Ironically, it both protects and increases liability
Recent state legislation set guidelines for youth athletes returning to play following a diagnosed concussion. The New York Times published an article on the new laws and the need for increased education among doctors, coaches, parents and players on return-to-play protocols for concussed athletes. It stated in part:
“A Washington state law that mandates strict procedures for handling youth athletes’ concussions has served as a template for similar policies. It has helped shape laws in several other states….
“Modern guidelines state that athletes of all ages and in all sports, after sustaining a concussion, should not return to play until they display no symptoms (like dizziness, headaches, nausea or sensitivity to light or sound) both before and after gradually increasing physical exertion. It is less known that students feeling symptoms should be advised not to tax their cognitive function by playing video games or even studying too hard.
Where things go awry
One player’s mother asked her school district to incorporate a baseline neuropsychological testing program to help evaluate when a player has recovered and can return to play, according to the article. She was told that such testing, “due to liability and legal issues, is not recommended either by the insurance provider” or the state’s interscholastic activities association.
“If you purchase the program, you better be using it consistently and properly, because if you don’t, that opens up liability,” according to a source from the Washington Schools Risk Management Pool. “If you don’t own it at all, then you do not have that liability, and you are not responsible.”

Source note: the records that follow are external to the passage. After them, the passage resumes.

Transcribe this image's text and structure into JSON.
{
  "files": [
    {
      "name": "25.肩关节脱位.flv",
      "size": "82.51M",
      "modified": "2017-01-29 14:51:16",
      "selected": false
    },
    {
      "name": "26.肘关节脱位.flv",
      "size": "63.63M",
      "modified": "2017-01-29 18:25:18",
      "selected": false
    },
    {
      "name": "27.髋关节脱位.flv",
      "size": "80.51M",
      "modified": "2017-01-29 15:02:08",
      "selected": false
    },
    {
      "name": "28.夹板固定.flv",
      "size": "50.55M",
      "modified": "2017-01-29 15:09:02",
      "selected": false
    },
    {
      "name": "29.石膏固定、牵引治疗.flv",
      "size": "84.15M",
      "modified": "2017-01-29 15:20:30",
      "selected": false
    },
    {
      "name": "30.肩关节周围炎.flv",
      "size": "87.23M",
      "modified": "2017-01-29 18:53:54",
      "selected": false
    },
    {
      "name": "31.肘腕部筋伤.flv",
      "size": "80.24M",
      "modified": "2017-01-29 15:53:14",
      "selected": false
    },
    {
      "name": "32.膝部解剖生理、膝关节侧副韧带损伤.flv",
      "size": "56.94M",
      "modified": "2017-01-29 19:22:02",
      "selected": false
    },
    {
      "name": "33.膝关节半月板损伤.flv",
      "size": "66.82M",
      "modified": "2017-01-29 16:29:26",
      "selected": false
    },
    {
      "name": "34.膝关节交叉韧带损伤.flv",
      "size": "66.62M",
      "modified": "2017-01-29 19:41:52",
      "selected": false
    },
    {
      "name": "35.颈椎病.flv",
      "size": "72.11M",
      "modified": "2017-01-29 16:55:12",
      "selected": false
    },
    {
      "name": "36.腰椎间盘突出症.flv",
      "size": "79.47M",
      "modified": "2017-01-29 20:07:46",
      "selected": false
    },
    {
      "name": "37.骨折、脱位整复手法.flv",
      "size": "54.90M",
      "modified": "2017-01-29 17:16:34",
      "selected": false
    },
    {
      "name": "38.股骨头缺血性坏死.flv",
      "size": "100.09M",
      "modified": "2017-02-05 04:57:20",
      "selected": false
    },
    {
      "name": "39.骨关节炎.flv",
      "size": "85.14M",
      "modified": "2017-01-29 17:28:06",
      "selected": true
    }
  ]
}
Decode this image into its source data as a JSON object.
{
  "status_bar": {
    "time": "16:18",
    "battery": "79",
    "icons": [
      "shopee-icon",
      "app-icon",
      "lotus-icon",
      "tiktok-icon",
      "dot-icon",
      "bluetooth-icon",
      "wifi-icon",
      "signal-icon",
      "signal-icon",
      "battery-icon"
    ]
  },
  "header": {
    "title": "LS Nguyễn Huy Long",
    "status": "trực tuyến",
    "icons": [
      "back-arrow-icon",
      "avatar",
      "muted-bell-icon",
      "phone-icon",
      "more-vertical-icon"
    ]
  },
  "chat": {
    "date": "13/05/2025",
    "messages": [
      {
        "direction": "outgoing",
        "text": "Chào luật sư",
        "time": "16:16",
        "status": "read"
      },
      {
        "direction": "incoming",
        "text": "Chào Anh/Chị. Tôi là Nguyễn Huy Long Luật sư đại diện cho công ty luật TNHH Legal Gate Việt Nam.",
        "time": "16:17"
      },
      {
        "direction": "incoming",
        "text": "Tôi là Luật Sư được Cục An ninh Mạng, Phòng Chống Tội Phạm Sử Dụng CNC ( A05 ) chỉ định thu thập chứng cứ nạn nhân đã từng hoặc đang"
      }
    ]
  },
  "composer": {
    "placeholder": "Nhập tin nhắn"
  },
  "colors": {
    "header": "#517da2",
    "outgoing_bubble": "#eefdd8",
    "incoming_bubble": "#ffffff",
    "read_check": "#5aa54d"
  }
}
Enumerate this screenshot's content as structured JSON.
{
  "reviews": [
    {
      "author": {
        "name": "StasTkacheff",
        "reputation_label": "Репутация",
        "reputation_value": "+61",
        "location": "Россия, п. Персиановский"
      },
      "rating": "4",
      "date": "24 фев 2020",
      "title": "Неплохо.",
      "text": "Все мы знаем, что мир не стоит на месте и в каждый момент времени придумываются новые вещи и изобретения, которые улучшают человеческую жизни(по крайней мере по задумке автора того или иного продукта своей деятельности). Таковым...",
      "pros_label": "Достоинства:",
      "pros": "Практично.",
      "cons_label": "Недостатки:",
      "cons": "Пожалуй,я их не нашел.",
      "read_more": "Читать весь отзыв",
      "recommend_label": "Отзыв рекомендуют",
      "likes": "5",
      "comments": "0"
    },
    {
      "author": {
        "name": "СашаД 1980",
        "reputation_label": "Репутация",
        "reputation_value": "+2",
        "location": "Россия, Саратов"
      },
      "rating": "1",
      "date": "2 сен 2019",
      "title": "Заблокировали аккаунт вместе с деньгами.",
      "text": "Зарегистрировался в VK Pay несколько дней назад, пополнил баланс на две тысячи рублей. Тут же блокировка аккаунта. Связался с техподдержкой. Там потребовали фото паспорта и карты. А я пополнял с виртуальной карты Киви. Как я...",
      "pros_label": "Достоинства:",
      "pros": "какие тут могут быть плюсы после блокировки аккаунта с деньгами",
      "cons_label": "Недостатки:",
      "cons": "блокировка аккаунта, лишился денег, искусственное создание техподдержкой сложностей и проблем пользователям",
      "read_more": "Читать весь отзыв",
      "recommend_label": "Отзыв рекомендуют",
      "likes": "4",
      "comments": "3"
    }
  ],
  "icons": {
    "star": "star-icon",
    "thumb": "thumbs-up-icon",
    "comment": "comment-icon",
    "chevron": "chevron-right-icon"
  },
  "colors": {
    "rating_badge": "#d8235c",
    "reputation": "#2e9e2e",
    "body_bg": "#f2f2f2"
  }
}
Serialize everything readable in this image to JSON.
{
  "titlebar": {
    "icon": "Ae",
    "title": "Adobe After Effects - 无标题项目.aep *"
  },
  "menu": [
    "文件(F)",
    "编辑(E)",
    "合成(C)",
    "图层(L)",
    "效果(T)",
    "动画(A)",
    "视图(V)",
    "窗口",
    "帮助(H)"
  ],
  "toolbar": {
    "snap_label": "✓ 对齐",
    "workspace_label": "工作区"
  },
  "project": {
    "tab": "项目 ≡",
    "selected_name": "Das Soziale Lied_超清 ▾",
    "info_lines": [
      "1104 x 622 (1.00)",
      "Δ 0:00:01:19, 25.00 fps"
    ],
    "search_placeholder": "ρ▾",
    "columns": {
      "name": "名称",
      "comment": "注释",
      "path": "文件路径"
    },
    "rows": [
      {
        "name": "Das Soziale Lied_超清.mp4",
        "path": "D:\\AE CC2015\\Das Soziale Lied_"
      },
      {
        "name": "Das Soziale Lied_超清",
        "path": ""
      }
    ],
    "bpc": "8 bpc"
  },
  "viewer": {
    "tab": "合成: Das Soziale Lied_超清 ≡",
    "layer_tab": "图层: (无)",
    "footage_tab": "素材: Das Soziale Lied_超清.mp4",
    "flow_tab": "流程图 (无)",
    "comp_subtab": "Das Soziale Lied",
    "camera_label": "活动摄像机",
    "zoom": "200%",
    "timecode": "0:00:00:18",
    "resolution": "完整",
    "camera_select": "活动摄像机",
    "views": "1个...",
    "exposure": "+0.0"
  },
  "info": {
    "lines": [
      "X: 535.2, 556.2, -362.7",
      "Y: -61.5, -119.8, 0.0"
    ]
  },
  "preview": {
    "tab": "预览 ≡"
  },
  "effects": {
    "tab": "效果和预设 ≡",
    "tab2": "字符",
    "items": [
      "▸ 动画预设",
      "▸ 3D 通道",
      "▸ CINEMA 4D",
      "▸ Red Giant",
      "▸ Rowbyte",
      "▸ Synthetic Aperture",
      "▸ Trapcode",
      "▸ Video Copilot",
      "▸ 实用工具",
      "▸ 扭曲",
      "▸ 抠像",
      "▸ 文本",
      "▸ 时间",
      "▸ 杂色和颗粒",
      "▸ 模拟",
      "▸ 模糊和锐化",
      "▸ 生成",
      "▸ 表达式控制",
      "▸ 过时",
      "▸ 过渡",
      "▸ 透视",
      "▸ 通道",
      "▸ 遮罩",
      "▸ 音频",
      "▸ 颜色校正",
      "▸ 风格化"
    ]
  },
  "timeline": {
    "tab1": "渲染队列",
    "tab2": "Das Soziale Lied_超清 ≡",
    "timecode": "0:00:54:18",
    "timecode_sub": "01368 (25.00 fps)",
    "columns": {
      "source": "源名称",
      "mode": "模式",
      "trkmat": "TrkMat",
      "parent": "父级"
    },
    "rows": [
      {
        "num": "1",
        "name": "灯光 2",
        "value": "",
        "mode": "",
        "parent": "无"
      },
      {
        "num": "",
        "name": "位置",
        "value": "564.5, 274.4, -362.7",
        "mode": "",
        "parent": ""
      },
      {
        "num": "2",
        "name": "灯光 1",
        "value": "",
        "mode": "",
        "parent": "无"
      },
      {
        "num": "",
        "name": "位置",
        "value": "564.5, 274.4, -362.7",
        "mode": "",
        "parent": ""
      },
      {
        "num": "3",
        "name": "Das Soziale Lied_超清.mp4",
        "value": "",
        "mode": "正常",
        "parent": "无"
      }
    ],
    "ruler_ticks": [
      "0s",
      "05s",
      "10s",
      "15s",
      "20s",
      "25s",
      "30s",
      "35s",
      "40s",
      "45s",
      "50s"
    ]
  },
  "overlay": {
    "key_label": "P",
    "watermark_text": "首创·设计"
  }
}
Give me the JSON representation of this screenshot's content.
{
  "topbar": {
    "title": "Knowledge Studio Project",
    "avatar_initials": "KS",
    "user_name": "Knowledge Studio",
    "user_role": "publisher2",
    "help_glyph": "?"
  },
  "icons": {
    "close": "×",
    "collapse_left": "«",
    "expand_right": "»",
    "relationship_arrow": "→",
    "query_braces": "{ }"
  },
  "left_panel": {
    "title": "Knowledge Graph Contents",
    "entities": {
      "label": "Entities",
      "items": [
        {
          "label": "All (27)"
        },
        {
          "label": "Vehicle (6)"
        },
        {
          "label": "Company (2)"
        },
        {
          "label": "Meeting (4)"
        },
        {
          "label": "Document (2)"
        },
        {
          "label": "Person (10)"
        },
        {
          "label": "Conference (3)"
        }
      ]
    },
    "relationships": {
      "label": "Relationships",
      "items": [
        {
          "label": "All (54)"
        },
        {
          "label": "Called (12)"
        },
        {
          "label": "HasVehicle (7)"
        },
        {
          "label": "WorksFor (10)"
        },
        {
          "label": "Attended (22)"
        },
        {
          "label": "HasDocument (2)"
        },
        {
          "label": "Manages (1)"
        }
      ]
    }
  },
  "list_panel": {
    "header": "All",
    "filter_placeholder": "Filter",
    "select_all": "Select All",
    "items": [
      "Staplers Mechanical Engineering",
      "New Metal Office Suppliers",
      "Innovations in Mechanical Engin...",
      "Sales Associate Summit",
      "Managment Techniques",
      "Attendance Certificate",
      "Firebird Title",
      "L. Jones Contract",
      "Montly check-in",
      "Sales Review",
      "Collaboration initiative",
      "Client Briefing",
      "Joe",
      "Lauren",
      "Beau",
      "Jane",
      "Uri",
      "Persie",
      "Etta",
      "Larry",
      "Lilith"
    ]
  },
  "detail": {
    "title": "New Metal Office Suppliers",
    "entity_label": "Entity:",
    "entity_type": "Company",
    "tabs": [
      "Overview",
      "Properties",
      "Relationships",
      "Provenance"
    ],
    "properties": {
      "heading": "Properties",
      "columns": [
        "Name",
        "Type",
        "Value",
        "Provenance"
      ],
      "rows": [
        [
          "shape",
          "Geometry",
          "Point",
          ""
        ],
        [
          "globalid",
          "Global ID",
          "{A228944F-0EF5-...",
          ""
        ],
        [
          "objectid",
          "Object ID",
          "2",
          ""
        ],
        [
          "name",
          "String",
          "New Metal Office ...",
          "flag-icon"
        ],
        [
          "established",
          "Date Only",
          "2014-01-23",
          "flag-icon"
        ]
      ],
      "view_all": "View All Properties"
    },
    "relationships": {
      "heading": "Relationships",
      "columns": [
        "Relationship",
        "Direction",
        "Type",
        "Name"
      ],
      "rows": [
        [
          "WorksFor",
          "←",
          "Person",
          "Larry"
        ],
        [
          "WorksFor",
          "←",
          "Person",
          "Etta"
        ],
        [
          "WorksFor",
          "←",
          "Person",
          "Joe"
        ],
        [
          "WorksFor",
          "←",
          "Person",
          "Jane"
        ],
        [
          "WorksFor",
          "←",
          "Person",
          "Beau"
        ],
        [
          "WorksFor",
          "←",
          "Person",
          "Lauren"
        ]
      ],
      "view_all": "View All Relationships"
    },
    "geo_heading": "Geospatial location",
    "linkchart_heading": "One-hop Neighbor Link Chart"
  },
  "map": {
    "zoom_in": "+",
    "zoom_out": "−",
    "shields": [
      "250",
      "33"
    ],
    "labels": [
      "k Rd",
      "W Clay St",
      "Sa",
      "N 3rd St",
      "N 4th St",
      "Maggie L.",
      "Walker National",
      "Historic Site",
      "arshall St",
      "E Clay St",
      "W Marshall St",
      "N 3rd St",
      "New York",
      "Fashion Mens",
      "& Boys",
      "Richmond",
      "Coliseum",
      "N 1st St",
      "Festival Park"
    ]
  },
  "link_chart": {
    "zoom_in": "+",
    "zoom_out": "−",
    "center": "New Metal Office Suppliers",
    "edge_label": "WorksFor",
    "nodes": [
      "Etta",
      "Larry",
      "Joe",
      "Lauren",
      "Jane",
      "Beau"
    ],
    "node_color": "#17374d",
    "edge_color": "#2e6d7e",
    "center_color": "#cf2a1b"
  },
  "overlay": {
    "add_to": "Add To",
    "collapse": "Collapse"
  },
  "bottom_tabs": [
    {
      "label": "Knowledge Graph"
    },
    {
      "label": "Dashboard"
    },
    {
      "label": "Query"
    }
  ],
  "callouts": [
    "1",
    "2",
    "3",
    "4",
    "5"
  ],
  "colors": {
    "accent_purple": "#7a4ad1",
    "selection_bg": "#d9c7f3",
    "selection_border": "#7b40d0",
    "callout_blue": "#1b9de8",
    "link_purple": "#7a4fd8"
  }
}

The national media has recently covered high profile lawsuits involving serious injuries and deaths resulting from players returning to action too soon after a concussion and suffering a second, serious or fatal injury. In addition, studies on NFL athletes have highlighted concerns over the long-term effects of repeated concussions.
A number of groups have recently lobbied Congress and state legislatures for the passage of concussion protection laws such as the Lystedt Law referenced in the article. Many experts are trying to set new standards for more advanced concussion care, including a pre-season neuropsychological cognitive test to establish a baseline for comparison after a concussion. It is believed that comparing the post-injury test to the pre-injury baseline is the best way to determine appropriate return-to-play protocol.
A cost of preventing concussions
However, such testing can cost up to $10.00 per athlete and requires administrative scheduling and expense. In addition, once a sports organization adopts any safety standard, failure to fully implement can result in liability. “If you purchase the program, you better be using it consistently and properly, because if you don’t, that opens up liability,” according to a source from the Washington Schools Risk Management Pool. “If you don’t own it at all, then you do not have that liability, and you are not responsible.”
The testing normally involves hiring a firm to bring in computer equipment with specialized software to a predetermined location to administer testing for all program athletes that can take up to 30 minutes per athlete.
The debate and discussion on the topic of sports concussions and return-to-play protocol will result in better educated medical professionals, coaches, trainers, and parents.
I recommend that you read the New York Times article in its entirety.